Pennywise appearing in the sewer in It, Janet Leigh surprised in the shower in Psycho, Freddy Kreuger's tongue popping out of the telephone in A Nightmare on Elm Street.

Of course, some of the scariest, most disturbing, or most emotionally traumatizing scenes from films might have been featured in films outside of the horror genre.

Even more shockingly, some of these films were primarily marketed towards children!

Redditor alina_love was curious to hear which non-horror films the Reddit community saw as children still send shivers down their spines today, leading them to ask:

"What's a non horror movie that traumatized you as a kid?"

It Was Tim Burton, After All...

"'Pee Wee's big adventure'."

"Large Marge scared the crap out of little me."

"I was even scared of the fortune teller."- BlueStarrSilver·

With A Title Like "Temple Of Doom"...

"'Indiana Jones and the Temple of Doom'."

"The scene where the guy gets his heart ripped out traumatized me for years."- Pbhf

That Funeral Scene Though...

"'My Girl'."

"Fear of death, fear of losing a friend, fear of bees, fear of puberty."- heidismiles

macaulay culkin kiss GIFGiphy

Jurassic Park's Got Nothing On This...

"'The Land Before Time'."

"Watching Little Foot’s mother die was awful."- HourglassSass

He'll Always Regret Not Bringing Her To The Museum...

"'Bridge to Terabithia'."- jumpstart-the-end

"Everything goes so well and it falls apart SO FAST and your left absolutely traumatized."- VortexDestroyer99

The Reason People Hold On To Their Appliances For As Long As They Do...

"The Brave Little Toaster'."- Catgurl

"The junkyard scene alone was responsible for so many nightmares."- ManChildMusician

brave little toaster animation GIF by Coolidge Corner TheatreGiphy

And Let's Not Forget The Coachman's Smile...

"Disney’s version of 'Pinocchio'."

"The scene where kids are turned into donkeys and kept on the island and then resold was f*cking weird."

"You felt bad for that bully kid after he looked sad and nobody understood what he said because he was a donkey."- earnestlikehemingway

Few Things More Sad And Scary Than Deforestation

"'Ferngully: The Last Rainforest'."

"That evil tree scared me so bad."- slutsdotnet

Anything But "Truly Scrumptious"...

"The 'Chitty Chitty Bang Bang' Childcatcher guy!"

"I'm still scared of him!"- Jet_Maypen

child GIFGiphy

Offing Children One By One...In A Children's Movie!

"'Willy Wonka and the Chocolate Factory' boat scene."

"Honorable mention of claustrophobia when Augustus gets stuck in the chocolate tube."

"UGH!"- looseseal-bluth

At Least We Know He Had A "Sole"...

"Who Framed Roger Rabbit."

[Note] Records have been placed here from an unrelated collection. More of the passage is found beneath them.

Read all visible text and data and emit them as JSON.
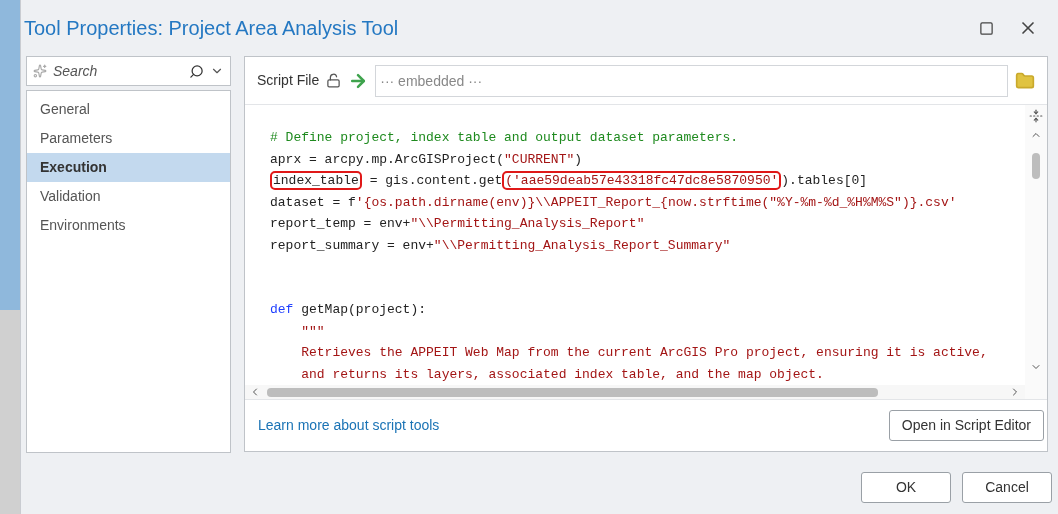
{
  "window": {
    "title": "Tool Properties: Project Area Analysis Tool"
  },
  "search": {
    "placeholder": "Search"
  },
  "nav_items": [
    {
      "label": "General",
      "selected": false
    },
    {
      "label": "Parameters",
      "selected": false
    },
    {
      "label": "Execution",
      "selected": true
    },
    {
      "label": "Validation",
      "selected": false
    },
    {
      "label": "Environments",
      "selected": false
    }
  ],
  "script_file": {
    "label": "Script File",
    "placeholder": "··· embedded ···"
  },
  "code_lines": [
    {
      "kind": "code",
      "segments": [
        {
          "text": "# Define project, index table and output dataset parameters.",
          "kind": "comment",
          "highlighted": false
        }
      ]
    },
    {
      "kind": "code",
      "segments": [
        {
          "text": "aprx = arcpy.mp.ArcGISProject(",
          "kind": "plain",
          "highlighted": false
        },
        {
          "text": "\"CURRENT\"",
          "kind": "string",
          "highlighted": false
        },
        {
          "text": ")",
          "kind": "plain",
          "highlighted": false
        }
      ]
    },
    {
      "kind": "code",
      "segments": [
        {
          "text": "index_table",
          "kind": "plain",
          "highlighted": true
        },
        {
          "text": " = gis.content.get",
          "kind": "plain",
          "highlighted": false
        },
        {
          "text": "('aae59deab57e43318fc47dc8e5870950'",
          "kind": "string",
          "highlighted": true
        },
        {
          "text": ").tables[0]",
          "kind": "plain",
          "highlighted": false
        }
      ]
    },
    {
      "kind": "code",
      "segments": [
        {
          "text": "dataset = f",
          "kind": "plain",
          "highlighted": false
        },
        {
          "text": "'{os.path.dirname(env)}\\\\APPEIT_Report_{now.strftime(\"%Y-%m-%d_%H%M%S\")}.csv'",
          "kind": "string",
          "highlighted": false
        }
      ]
    },
    {
      "kind": "code",
      "segments": [
        {
          "text": "report_temp = env+",
          "kind": "plain",
          "highlighted": false
        },
        {
          "text": "\"\\\\Permitting_Analysis_Report\"",
          "kind": "string",
          "highlighted": false
        }
      ]
    },
    {
      "kind": "code",
      "segments": [
        {
          "text": "report_summary = env+",
          "kind": "plain",
          "highlighted": false
        },
        {
          "text": "\"\\\\Permitting_Analysis_Report_Summary\"",
          "kind": "string",
          "highlighted": false
        }
      ]
    },
    {
      "kind": "blank"
    },
    {
      "kind": "blank"
    },
    {
      "kind": "code",
      "segments": [
        {
          "text": "def",
          "kind": "keyword",
          "highlighted": false
        },
        {
          "text": " getMap(project):",
          "kind": "plain",
          "highlighted": false
        }
      ]
    },
    {
      "kind": "code",
      "segments": [
        {
          "text": "    \"\"\"",
          "kind": "string",
          "highlighted": false
        }
      ]
    },
    {
      "kind": "code",
      "segments": [
        {
          "text": "    Retrieves the APPEIT Web Map from the current ArcGIS Pro project, ensuring it is active,",
          "kind": "string",
          "highlighted": false
        }
      ]
    },
    {
      "kind": "code",
      "segments": [
        {
          "text": "    and returns its layers, associated index table, and the map object.",
          "kind": "string",
          "highlighted": false
        }
      ]
    }
  ],
  "learn_more_link": "Learn more about script tools",
  "open_editor_button": "Open in Script Editor",
  "buttons": [
    "OK",
    "Cancel"
  ]
}
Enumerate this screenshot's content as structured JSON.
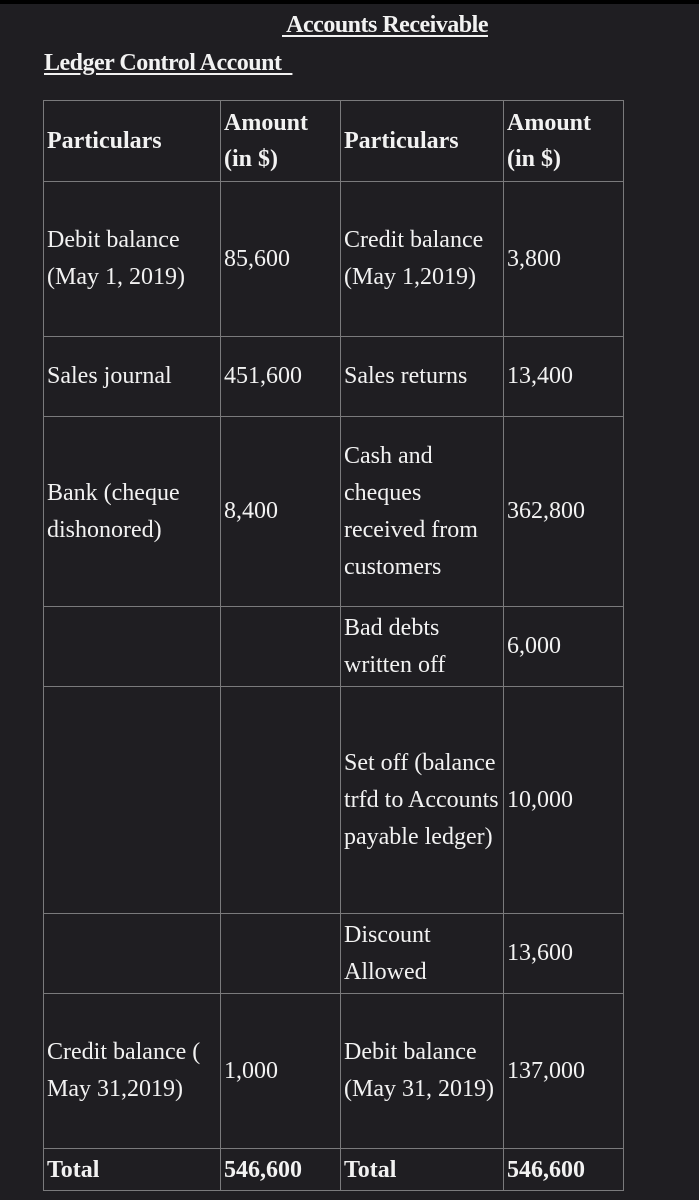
{
  "header": {
    "title_line1": " Accounts Receivable",
    "title_line2": "Ledger Control Account  "
  },
  "table": {
    "columns": [
      "Particulars",
      "Amount (in $)",
      "Particulars",
      "Amount (in $)"
    ],
    "rows": [
      {
        "debit_particulars": "Debit balance (May 1, 2019)",
        "debit_amount": "85,600",
        "credit_particulars": "Credit balance (May 1,2019)",
        "credit_amount": "3,800"
      },
      {
        "debit_particulars": "Sales journal",
        "debit_amount": "451,600",
        "credit_particulars": "Sales returns",
        "credit_amount": "13,400"
      },
      {
        "debit_particulars": "Bank (cheque dishonored)",
        "debit_amount": "8,400",
        "credit_particulars": "Cash and cheques received from customers",
        "credit_amount": "362,800"
      },
      {
        "debit_particulars": "",
        "debit_amount": "",
        "credit_particulars": "Bad debts written off",
        "credit_amount": "6,000"
      },
      {
        "debit_particulars": "",
        "debit_amount": "",
        "credit_particulars": "Set off (balance trfd to Accounts payable ledger)",
        "credit_amount": "10,000"
      },
      {
        "debit_particulars": "",
        "debit_amount": "",
        "credit_particulars": "Discount Allowed",
        "credit_amount": "13,600"
      },
      {
        "debit_particulars": "Credit balance ( May 31,2019)",
        "debit_amount": "1,000",
        "credit_particulars": "Debit balance (May 31, 2019)",
        "credit_amount": "137,000"
      }
    ],
    "total": {
      "debit_label": "Total",
      "debit_amount": "546,600",
      "credit_label": "Total",
      "credit_amount": "546,600"
    }
  }
}
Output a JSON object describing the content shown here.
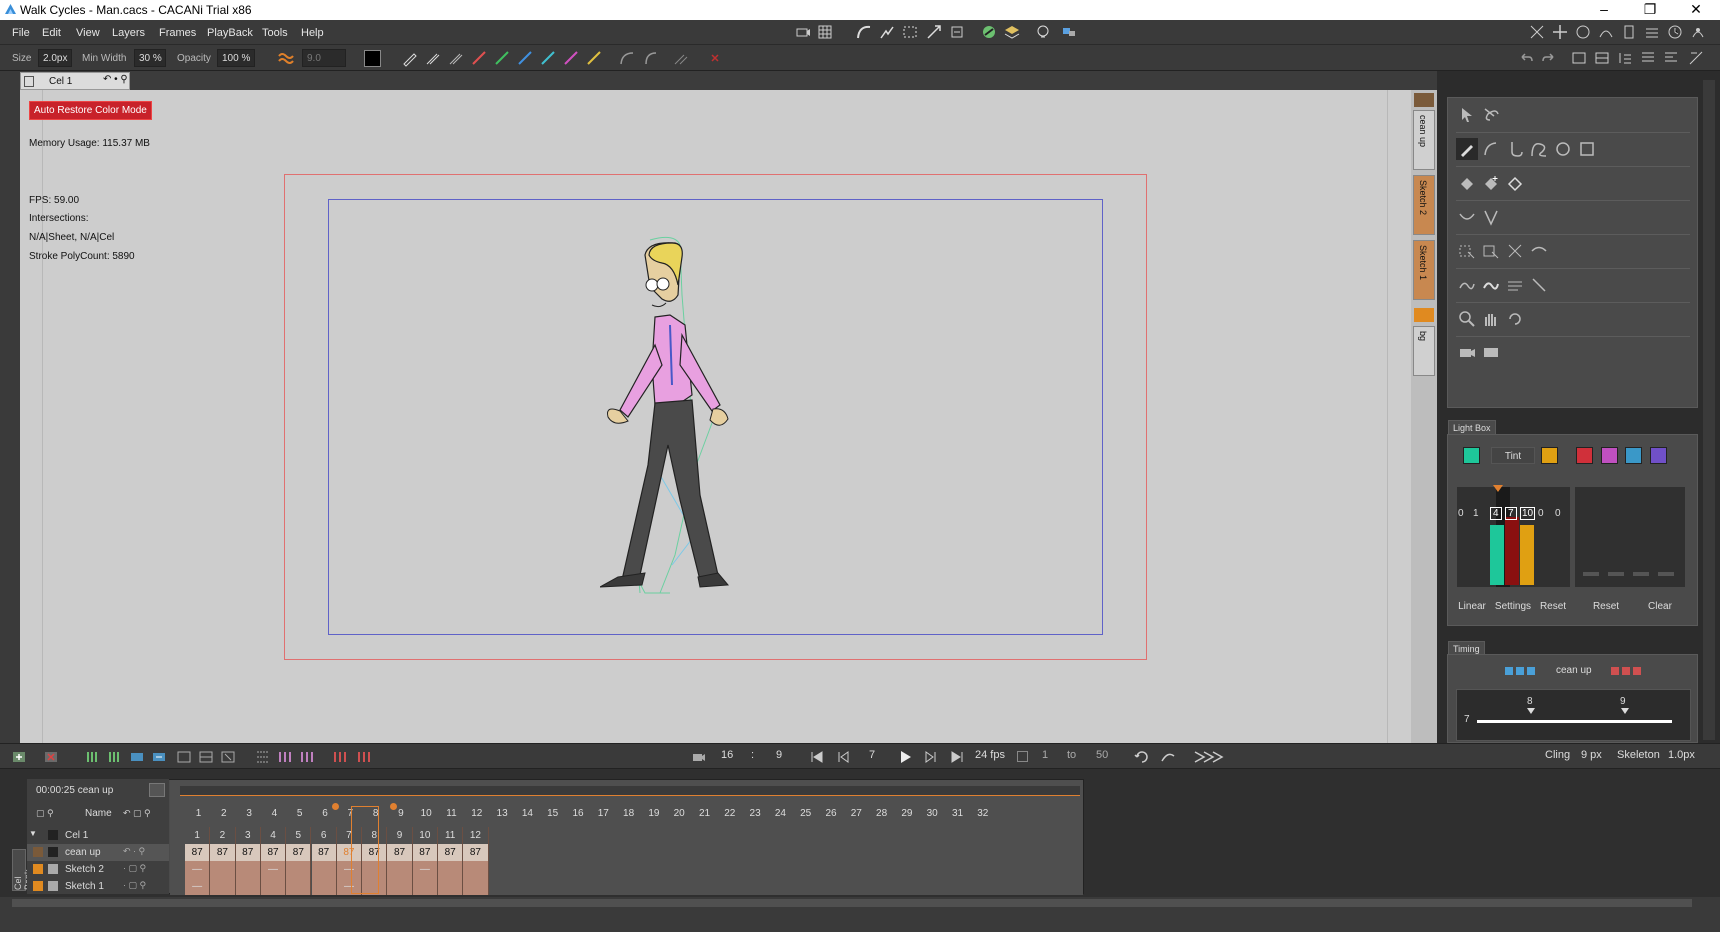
{
  "window": {
    "title": "Walk Cycles - Man.cacs - CACANi Trial  x86"
  },
  "menu": [
    "File",
    "Edit",
    "View",
    "Layers",
    "Frames",
    "PlayBack",
    "Tools",
    "Help"
  ],
  "options": {
    "size_label": "Size",
    "size_value": "2.0px",
    "minwidth_label": "Min Width",
    "minwidth_value": "30 %",
    "opacity_label": "Opacity",
    "opacity_value": "100 %",
    "smooth_value": "9.0"
  },
  "cel_tab": {
    "label": "Cel 1"
  },
  "canvas": {
    "auto_restore": "Auto Restore Color Mode",
    "memory": "Memory Usage: 115.37 MB",
    "fps": "FPS: 59.00",
    "intersections": "Intersections:",
    "sheet": "N/A|Sheet, N/A|Cel",
    "polycount": "Stroke PolyCount: 5890"
  },
  "layer_tabs": [
    "cean up",
    "Sketch 2",
    "Sketch 1",
    "bg"
  ],
  "lightbox": {
    "title": "Light Box",
    "tint": "Tint",
    "colors": {
      "green": "#1ec79a",
      "orange": "#e0a012",
      "red": "#d0303a",
      "magenta": "#c050c0",
      "cyan": "#3a98c8",
      "purple": "#7050c8"
    },
    "numbers": [
      "0",
      "1",
      "4",
      "7",
      "10",
      "0",
      "0"
    ],
    "buttons": [
      "Linear",
      "Settings",
      "Reset",
      "Reset",
      "Clear"
    ]
  },
  "timing": {
    "title": "Timing",
    "layer": "cean up",
    "left_val": "7",
    "mark1": "8",
    "mark2": "9"
  },
  "playback": {
    "frame_a": "16",
    "colon": ":",
    "frame_b": "9",
    "current": "7",
    "fps": "24 fps",
    "range_from": "1",
    "to_label": "to",
    "range_to": "50",
    "cling_label": "Cling",
    "cling_value": "9 px",
    "skeleton_label": "Skeleton",
    "skeleton_value": "1.0px"
  },
  "xsheet": {
    "time": "00:00:25  cean up",
    "name_header": "Name",
    "frames": [
      "1",
      "2",
      "3",
      "4",
      "5",
      "6",
      "7",
      "8",
      "9",
      "10",
      "11",
      "12",
      "13",
      "14",
      "15",
      "16",
      "17",
      "18",
      "19",
      "20",
      "21",
      "22",
      "23",
      "24",
      "25",
      "26",
      "27",
      "28",
      "29",
      "30",
      "31",
      "32"
    ],
    "layers": [
      {
        "name": "Cel 1",
        "cells": [
          "1",
          "2",
          "3",
          "4",
          "5",
          "6",
          "7",
          "8",
          "9",
          "10",
          "11",
          "12"
        ]
      },
      {
        "name": "cean up",
        "cells": [
          "87",
          "87",
          "87",
          "87",
          "87",
          "87",
          "87",
          "87",
          "87",
          "87",
          "87",
          "87"
        ]
      },
      {
        "name": "Sketch 2",
        "cells": [
          "—",
          "",
          "",
          "—",
          "",
          "",
          "—",
          "",
          "",
          "—",
          "",
          ""
        ]
      },
      {
        "name": "Sketch 1",
        "cells": [
          "—",
          "",
          "",
          "",
          "",
          "",
          "—",
          "",
          "",
          "",
          "",
          ""
        ]
      }
    ],
    "cel_bank": "Cel Bank"
  }
}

"That poor shoe….."- dalalice5555

At Least The Song Is Catchy...

"Neverending Story."

"Not even Artax, which was awful, but the Rockbiter and his good strong hands."- marxychick1

Neverending Story 80S GIFGiphy

Dorothy Gettying Electro Shock Therapy Says it All...

"Return to Oz."- Jeff_Steelflexx

"Horrifying! What about the animated wig heads?"- weensfordayz

The Reigning King Of Childhood Trauma

"Old Yeller."- IceTech59

"I remember watching this on TV during, I think, Wonderful World of Disney (Sunday nights were Disney night on TV)."

"Cried and cried and cried."

"I've never been able to watch it again and I've never shown it to my kids!"- crowwitch

Not All Friendships Are Tenable... A Terrifying Thought

"'The Fox and the Hound'."

"Still makes me incredibly sad, lol."- mental_reincarnation

best friends friendship GIFGiphy

Sometimes, writers and filmmakers simply overestimate what might go over a child's head.

Or, for that matter, they might underestimate their emotional capacity.

Regardless, ask any of Fairuza Balk's fans which is scarier, Return to Oz or The Craft, and their answer will be immediate...

(... and it won't be The Craft...)